Cross-department kidney-marrow transplant breaks ground and communication barriers
This February, Johns Hopkins became one of very few leading medical centers in the country to perform a groundbreaking procedure: the combined transplant of bone marrow and a kidney from the same donor. Nursing played a key role from the beginning as teams across departments including Surgery, Oncology, and Hematology coordinated care amid a host of special circumstances.
The procedure was the first of six to be performed as part of the ACCEPTOR study, sponsored by the Immune Tolerance Network and led by Lode Swinnen, MD, Ephraim Fuchs, MD, and Robert Montgomery, MD. The goal is to induce tolerance in transplant patients and ideally eliminate the need for lifelong immunosuppression by allowing the host and donor immune systems to be simultaneously present in the patient, reducing the risk of solid organ rejection.
“The best approach that we can take for clinical trials is to integrate it into our existing systems,” says Tracy Douglas, MSN, RN, nurse manager at Weinberg 5C and 5D and consultant on the study. “We don’t want to reinvent the wheel. At the same time, we knew it would require a lot of education and planning to collaborate across specialties in order to meet the special needs of the patient.” Six months before the transplant, nursing leadership began working to review protocols and to meet regularly with nurses and clinical staff to prepare seamless care.
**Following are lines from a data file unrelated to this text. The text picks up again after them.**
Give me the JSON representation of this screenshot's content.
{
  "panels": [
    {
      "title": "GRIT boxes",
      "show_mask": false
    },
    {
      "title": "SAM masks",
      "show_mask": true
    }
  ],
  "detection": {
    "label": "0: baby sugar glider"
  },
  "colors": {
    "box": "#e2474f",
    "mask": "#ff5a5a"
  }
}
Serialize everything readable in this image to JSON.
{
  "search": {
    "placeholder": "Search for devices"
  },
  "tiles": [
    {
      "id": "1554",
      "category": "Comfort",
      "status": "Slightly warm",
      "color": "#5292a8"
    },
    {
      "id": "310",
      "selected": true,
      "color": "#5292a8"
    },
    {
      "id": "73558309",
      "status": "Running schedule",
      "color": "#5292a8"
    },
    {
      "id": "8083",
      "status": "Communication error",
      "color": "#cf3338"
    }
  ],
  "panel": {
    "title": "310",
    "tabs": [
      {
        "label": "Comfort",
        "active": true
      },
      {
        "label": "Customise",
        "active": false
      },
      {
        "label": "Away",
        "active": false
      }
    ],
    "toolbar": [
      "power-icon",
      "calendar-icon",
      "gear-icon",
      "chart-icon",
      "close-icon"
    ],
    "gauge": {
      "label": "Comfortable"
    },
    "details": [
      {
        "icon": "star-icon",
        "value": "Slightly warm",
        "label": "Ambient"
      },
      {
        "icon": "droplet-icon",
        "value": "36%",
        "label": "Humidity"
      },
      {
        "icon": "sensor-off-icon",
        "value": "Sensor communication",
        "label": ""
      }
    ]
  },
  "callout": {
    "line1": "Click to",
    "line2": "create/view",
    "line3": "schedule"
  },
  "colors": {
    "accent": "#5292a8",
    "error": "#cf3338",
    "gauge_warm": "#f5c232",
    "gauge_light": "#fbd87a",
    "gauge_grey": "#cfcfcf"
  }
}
Lori Tony, BSN, RN, senior research nurse in Hematology, was tapped to facilitate the process. “We did 16 in-services to make sure that we reached every department that would touch the patient’s experience. It was so critical that we educate each other thoroughly.” Nurses compared standard procedures for renal and bone marrow transplant care, working together to resolve incompatibilities. Notes Tony, “Things are so different for the two transplants. But everyone was really willing to go outside their comfort zones to make this work.” Solutions included making special arrangements to send Weinberg nurses to Zayed to deliver chemo infusions without having to move the patient. Tony often worked on a laptop in a break room near the patient so that she could be available to the clinical nurses for questions.
“The best approach that we can take for clinical trials is to integrate it into our existing systems. We don’t want to reinvent the wheel.” -Tracy Douglas, MSN, RN
Each day, physicians and nurses rounded together to ensure that someone from each team made a daily visit, and teams communicated every day in person and in writing brief patient care summaries. “We’ve been a cross-check for each other,” says Tony. “I might point out something that worried me about the kidneys, and it might turn out to be normal, but that kind of dialogue gave us confidence that nothing would be overlooked.”
As the study team prepares for the next procedure, the nursing cross-team structure that emerged from this first transplant will provide a model for future collaboration. It’s also inspired new thought about workflow outside the trial. “It’s opened up new avenues of communication,” says Douglas. “We can improve care for patients and donors when our departments continue to learn from one another.”